* **Activity**:
Each line in the data holding "heart" should be listed.

* **Task data**:
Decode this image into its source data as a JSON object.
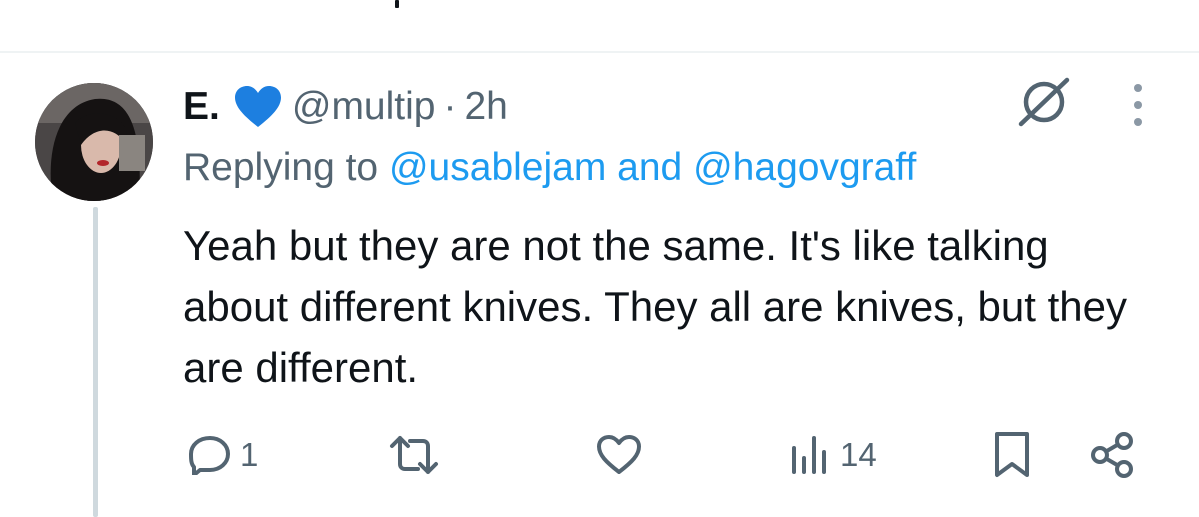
{
  "tweet": {
    "author_name": "E.",
    "author_badge_icon": "blue-heart-icon",
    "handle": "@multip",
    "separator": "·",
    "time": "2h",
    "replying_prefix": "Replying to",
    "reply_to_1": "@usablejam",
    "reply_joiner": "and",
    "reply_to_2": "@hagovgraff",
    "text": "Yeah but they are not the same. It's like talking about different knives. They all are knives, but they are different."
  },
  "actions": {
    "reply_count": "1",
    "repost_count": "",
    "like_count": "",
    "views_count": "14"
  },
  "icons": {
    "reply": "reply-icon",
    "repost": "repost-icon",
    "like": "like-icon",
    "views": "views-icon",
    "bookmark": "bookmark-icon",
    "share": "share-icon",
    "grok": "grok-icon",
    "more": "more-icon"
  },
  "colors": {
    "text": "#0f1419",
    "secondary": "#536471",
    "link": "#1d9bf0",
    "heart": "#1d7fe0",
    "thread_line": "#cfd9de"
  }
}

* **Response**:
    "author_badge_icon": "blue-heart-icon",
    "heart": "#1d7fe0",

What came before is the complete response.